Near Rosh Ha'ayin in Petach Tikva, Central District, Israel
The Egyptian Governor's Residence
Inscriptions in Sumerian, Akkadian and Canaanite languages found in the palace be a witness to the importance of Afeq in the Egyptian government network in Canaan. A letter from Ugarit (in northern Syria) is evidence of the trade between the Egyptian and Hittite empires that passed through this region.
Canaanite Afeq and the Egyptian governor's residence were destroyed in a fierce battle ca. 1230 B.C.E. Archaeological excavations uncovered layers of burnt bricks and ash from the collapsed upper floors, as well as arrow-heads still embedded in the walls of the palace.
Location. 32° 6.314′ N, 34° 55.795′ E. Marker is near Rosh Ha'ayin, Central District, in Petach Tikva. Marker can be reached from Yarkon Park Entrance Roadway just north of National Route 483. Touch for map. This historical marker is located in the Touch for directions.
Other nearby markers. At least 6 other markers are within 18 kilometers of this marker, measured as the crow flies. Tel Afeq - Antipatris (within shouting distance of this marker); The Roman Cardo (within shouting distance of this marker); The Lion Temple (approx. 17.7 kilometers away in Tel Aviv District); The Jaffa Port (approx. 17.8 kilometers away in Tel Aviv District); The Whale Sculpture (approx. 17.8 kilometers away in Tel Aviv District); The House of Simon the Tanner (approx. 17.9 kilometers away in Tel Aviv District).

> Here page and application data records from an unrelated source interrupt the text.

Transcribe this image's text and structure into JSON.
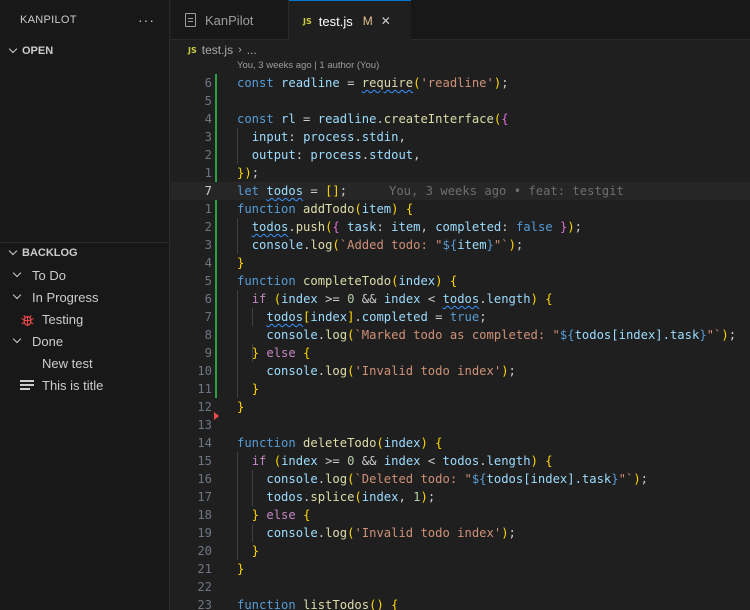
{
  "sidebar": {
    "title": "KANPILOT",
    "more_label": "···",
    "open_section": "OPEN",
    "backlog_section": "BACKLOG",
    "tree": [
      {
        "label": "To Do",
        "kind": "group"
      },
      {
        "label": "In Progress",
        "kind": "group"
      },
      {
        "label": "Testing",
        "kind": "item",
        "icon": "bug-icon"
      },
      {
        "label": "Done",
        "kind": "group"
      },
      {
        "label": "New test",
        "kind": "child"
      },
      {
        "label": "This is title",
        "kind": "item",
        "icon": "list-lines-icon"
      }
    ]
  },
  "tabs": [
    {
      "label": "KanPilot",
      "icon": "document-icon",
      "active": false
    },
    {
      "label": "test.js",
      "icon": "js-file-icon",
      "badge": "JS",
      "modified": "M",
      "active": true
    }
  ],
  "close_label": "✕",
  "breadcrumb": {
    "badge": "JS",
    "file": "test.js",
    "sep": "›",
    "more": "..."
  },
  "editor": {
    "codelens": "You, 3 weeks ago | 1 author (You)",
    "inline_blame": "You, 3 weeks ago • feat: testgit",
    "lines": [
      {
        "n": "6",
        "code": "const readline = require('readline');"
      },
      {
        "n": "5",
        "code": ""
      },
      {
        "n": "4",
        "code": "const rl = readline.createInterface({"
      },
      {
        "n": "3",
        "code": "  input: process.stdin,"
      },
      {
        "n": "2",
        "code": "  output: process.stdout,"
      },
      {
        "n": "1",
        "code": "});"
      },
      {
        "n": "7",
        "code": "let todos = [];"
      },
      {
        "n": "1",
        "code": "function addTodo(item) {"
      },
      {
        "n": "2",
        "code": "  todos.push({ task: item, completed: false });"
      },
      {
        "n": "3",
        "code": "  console.log(`Added todo: \"${item}\"`);"
      },
      {
        "n": "4",
        "code": "}"
      },
      {
        "n": "5",
        "code": "function completeTodo(index) {"
      },
      {
        "n": "6",
        "code": "  if (index >= 0 && index < todos.length) {"
      },
      {
        "n": "7",
        "code": "    todos[index].completed = true;"
      },
      {
        "n": "8",
        "code": "    console.log(`Marked todo as completed: \"${todos[index].task}\"`);"
      },
      {
        "n": "9",
        "code": "  } else {"
      },
      {
        "n": "10",
        "code": "    console.log('Invalid todo index');"
      },
      {
        "n": "11",
        "code": "  }"
      },
      {
        "n": "12",
        "code": "}"
      },
      {
        "n": "13",
        "code": ""
      },
      {
        "n": "14",
        "code": "function deleteTodo(index) {"
      },
      {
        "n": "15",
        "code": "  if (index >= 0 && index < todos.length) {"
      },
      {
        "n": "16",
        "code": "    console.log(`Deleted todo: \"${todos[index].task}\"`);"
      },
      {
        "n": "17",
        "code": "    todos.splice(index, 1);"
      },
      {
        "n": "18",
        "code": "  } else {"
      },
      {
        "n": "19",
        "code": "    console.log('Invalid todo index');"
      },
      {
        "n": "20",
        "code": "  }"
      },
      {
        "n": "21",
        "code": "}"
      },
      {
        "n": "22",
        "code": ""
      },
      {
        "n": "23",
        "code": "function listTodos() {"
      }
    ]
  }
}
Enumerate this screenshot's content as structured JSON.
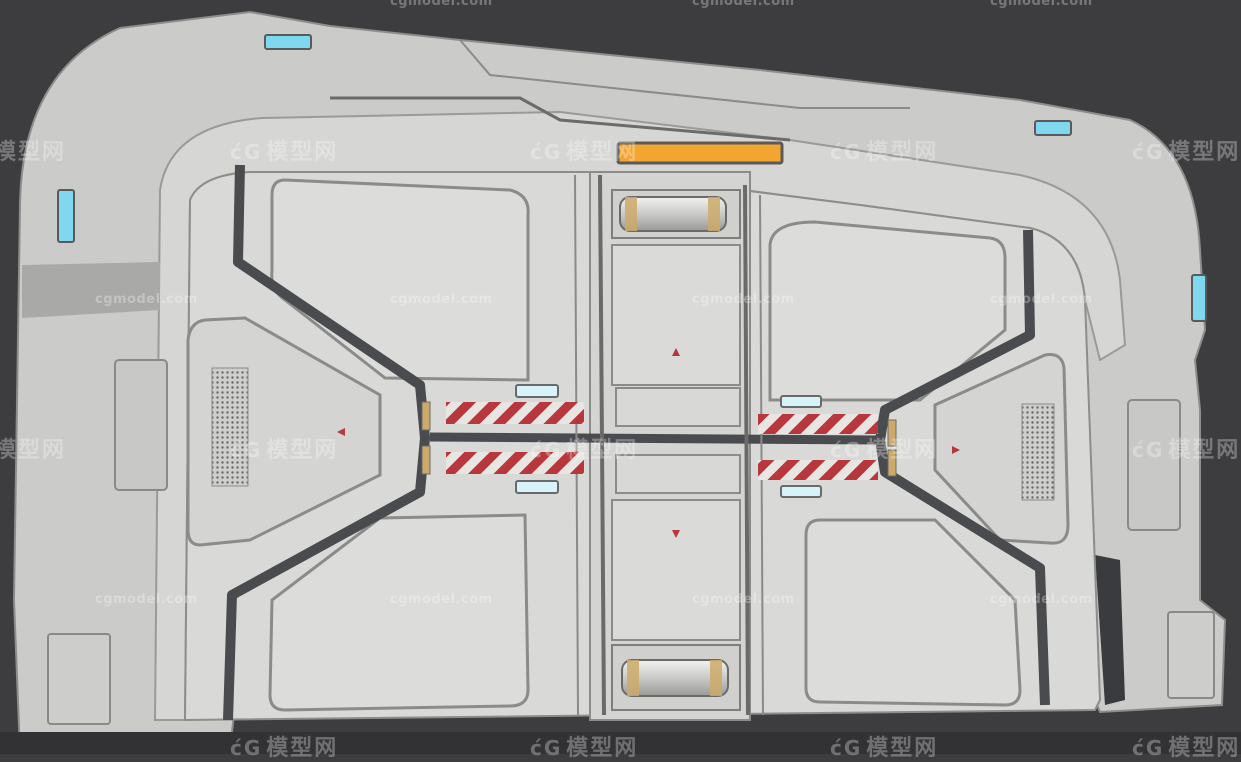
{
  "scene": {
    "subject": "sci-fi-door-3d-render",
    "colors": {
      "background": "#3d3d3f",
      "panel": "#d8d8d6",
      "panel_light": "#e2e2e0",
      "panel_shadow": "#a6a6a4",
      "frame": "#cfcfcd",
      "seam": "#4a4b4e",
      "light_blue": "#7fd8ee",
      "light_orange": "#f2a531",
      "hazard_red": "#b8373c",
      "brass": "#cdaa6a"
    }
  },
  "watermarks": {
    "cn_logo": "ćG",
    "cn_text": "模型网",
    "en_text": "cgmodel.com"
  }
}
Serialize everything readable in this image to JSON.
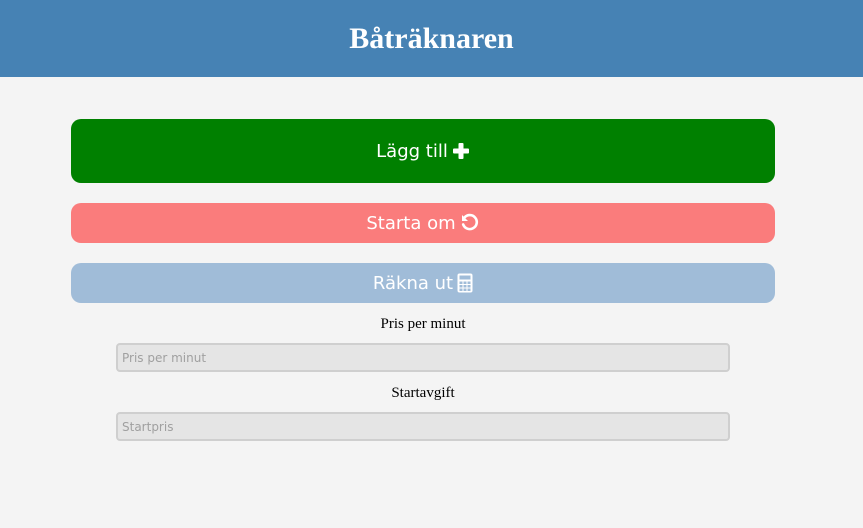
{
  "header": {
    "title": "Båträknaren"
  },
  "buttons": {
    "add_label": "Lägg till",
    "add_icon": "plus-icon",
    "restart_label": "Starta om",
    "restart_icon": "undo-icon",
    "calc_label": "Räkna ut",
    "calc_icon": "calculator-icon"
  },
  "fields": {
    "price_per_minute": {
      "label": "Pris per minut",
      "placeholder": "Pris per minut",
      "value": ""
    },
    "start_fee": {
      "label": "Startavgift",
      "placeholder": "Startpris",
      "value": ""
    }
  },
  "colors": {
    "header_bg": "#4682b4",
    "page_bg": "#f4f4f4",
    "add_button": "#008000",
    "restart_button": "#fa7c7c",
    "calc_button": "#a0bcd8"
  }
}
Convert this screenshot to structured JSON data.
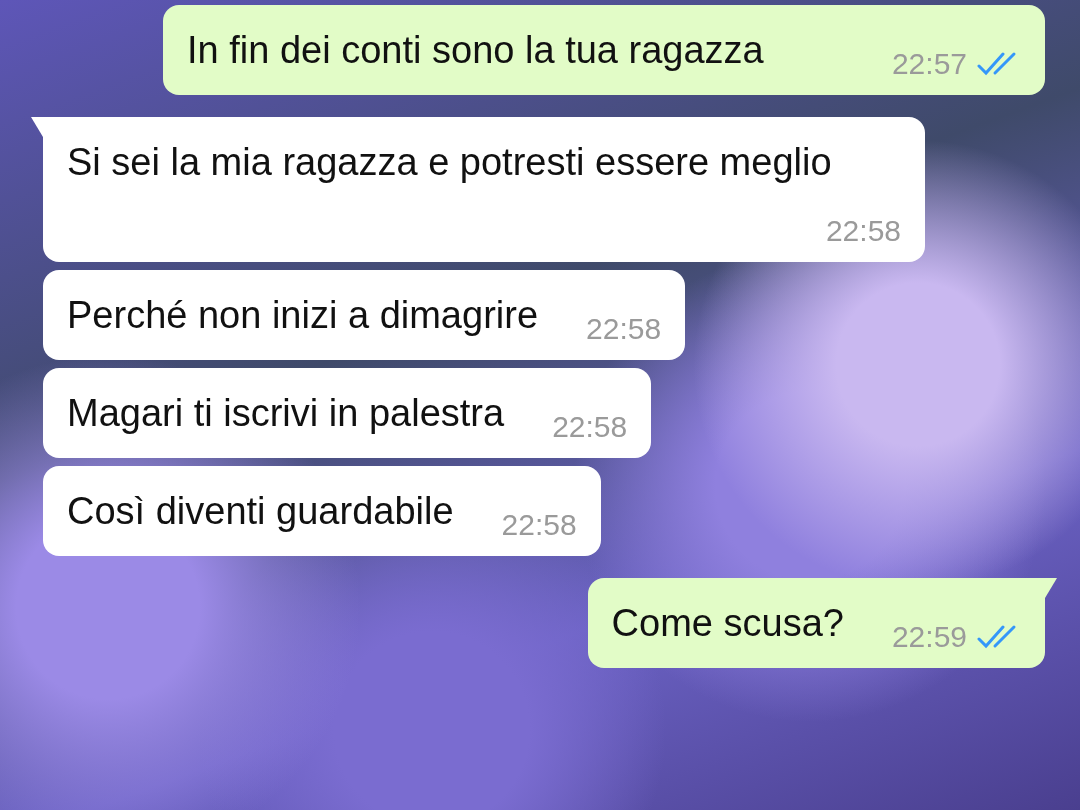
{
  "messages": [
    {
      "kind": "sent",
      "text": "In fin dei conti sono la tua ragazza",
      "time": "22:57",
      "read": true,
      "tail": false
    },
    {
      "kind": "received",
      "text": "Si sei la mia ragazza e potresti essere meglio",
      "time": "22:58",
      "tail": true
    },
    {
      "kind": "received",
      "text": "Perché non inizi a dimagrire",
      "time": "22:58",
      "tail": false
    },
    {
      "kind": "received",
      "text": "Magari ti iscrivi in palestra",
      "time": "22:58",
      "tail": false
    },
    {
      "kind": "received",
      "text": "Così diventi guardabile",
      "time": "22:58",
      "tail": false
    },
    {
      "kind": "sent",
      "text": "Come scusa?",
      "time": "22:59",
      "read": true,
      "tail": true
    }
  ]
}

Regarding The Egyptian Governor's Residence. In the December of 2009 edition of the Jewish Magazine it states that, "Tel Afek is one of the most important biblical places in Israel" (see link #2). As if to help prove the point, in the BibleWalks.com website states that the city of Tel AfeqIt, "was located on the strategic main highway - the way of the Sea or King's highway (Numbers 21, 22: 'Let me pass through thy land... we will go along by the king's high way, until we be past thy borders'). (see link #4)
This strategic point on the king's high way was
The Governor's Residence not only provides archaeological proof of the importance of this site to the Egyptians, but the written record also provides verification of this site's importance. According to the BibleWalks.com website, " The city is referenced in several Egyptian sources, starting in the 19th C Egyptian (12th Dynasty) enemy-curse clay tablets as "Aphkm". The city is one of the cities that were conquered by Egyptian Pharaoh Thutmose III , just before the famous battle near Megiddo (1468 BC), which resulted in the Egyptian conquest of Canaan for 350 years. The Egyptians had to subdue some mutinies, such as in 1431 and 1429 by Amenhotep II, who listed Aphek among the cities he passed through."
Related markers. Click here for a list of markers that are related to this marker. To better understand the relationship, study each marker in the order shown.
Also see . . .
1. Yarkon Park. This is a link to information provided by Wikipedia, the free encyclopedia. (Submitted on April 14, 2013, by Dale K. Benington of Toledo, Ohio.)
2. Archaeology in Israel: Tel Afek. This is a link to related information provided by the Jewish Magazine. (Submitted on April 14, 2013, by Dale K. Benington of Toledo, Ohio.)
3. Aphek, Antipatris. This is a link to information provided by BiblePlaces.com. (Submitted on April 14, 2013, by Dale K. Benington of Toledo, Ohio.)
4. Afek in the Sharon (Antipatris). This is a link to information provided by BibleWalks.com. (Submitted on April 15, 2013, by Dale K. Benington of Toledo, Ohio.)
Categories. • Anthropology • Settlements & Settlers •
Credits. This page was last revised on May 16, 2018. This page originally submitted on April 14, 2013, by Dale K. Benington of Toledo, Ohio. This page has been viewed 506 times since then and 9 times this year. Photos: 1, 2, 3, 4, 5, 6. submitted on April 15, 2013, by Dale K. Benington of Toledo, Ohio.